ABOUT THIS EXERCISE: The data below is to be retyped exactly, line by line.

Website and app data records:
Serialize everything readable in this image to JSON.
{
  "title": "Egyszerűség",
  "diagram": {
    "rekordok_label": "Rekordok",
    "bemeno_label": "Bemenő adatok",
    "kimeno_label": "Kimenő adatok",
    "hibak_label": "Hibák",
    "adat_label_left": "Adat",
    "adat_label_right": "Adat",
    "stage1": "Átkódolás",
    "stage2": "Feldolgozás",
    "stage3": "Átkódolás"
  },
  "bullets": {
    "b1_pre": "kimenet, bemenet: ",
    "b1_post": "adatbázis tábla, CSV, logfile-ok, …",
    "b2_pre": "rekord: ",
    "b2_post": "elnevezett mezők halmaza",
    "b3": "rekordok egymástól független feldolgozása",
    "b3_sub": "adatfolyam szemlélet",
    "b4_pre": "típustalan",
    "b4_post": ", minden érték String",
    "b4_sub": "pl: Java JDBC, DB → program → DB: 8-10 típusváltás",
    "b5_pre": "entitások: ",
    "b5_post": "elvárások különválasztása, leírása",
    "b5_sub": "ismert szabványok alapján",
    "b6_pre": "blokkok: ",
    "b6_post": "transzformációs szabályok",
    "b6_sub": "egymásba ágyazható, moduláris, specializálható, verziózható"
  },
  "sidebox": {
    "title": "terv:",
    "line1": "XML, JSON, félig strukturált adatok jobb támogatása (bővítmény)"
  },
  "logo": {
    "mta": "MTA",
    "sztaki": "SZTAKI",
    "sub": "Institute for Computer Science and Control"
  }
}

EXERCISE OUTPUT:
Serialize everything readable in this image to JSON.
{
  "title": "Egyszerűség",
  "diagram": {
    "rekordok_label": "Rekordok",
    "bemeno_label": "Bemenő adatok",
    "kimeno_label": "Kimenő adatok",
    "hibak_label": "Hibák",
    "adat_label_left": "Adat",
    "adat_label_right": "Adat",
    "stage1": "Átkódolás",
    "stage2": "Feldolgozás",
    "stage3": "Átkódolás"
  },
  "bullets": {
    "b1_pre": "kimenet, bemenet: ",
    "b1_post": "adatbázis tábla, CSV, logfile-ok, …",
    "b2_pre": "rekord: ",
    "b2_post": "elnevezett mezők halmaza",
    "b3": "rekordok egymástól független feldolgozása",
    "b3_sub": "adatfolyam szemlélet",
    "b4_pre": "típustalan",
    "b4_post": ", minden érték String",
    "b4_sub": "pl: Java JDBC, DB → program → DB: 8-10 típusváltás",
    "b5_pre": "entitások: ",
    "b5_post": "elvárások különválasztása, leírása",
    "b5_sub": "ismert szabványok alapján",
    "b6_pre": "blokkok: ",
    "b6_post": "transzformációs szabályok",
    "b6_sub": "egymásba ágyazható, moduláris, specializálható, verziózható"
  },
  "sidebox": {
    "title": "terv:",
    "line1": "XML, JSON, félig strukturált adatok jobb támogatása (bővítmény)"
  },
  "logo": {
    "mta": "MTA",
    "sztaki": "SZTAKI",
    "sub": "Institute for Computer Science and Control"
  }
}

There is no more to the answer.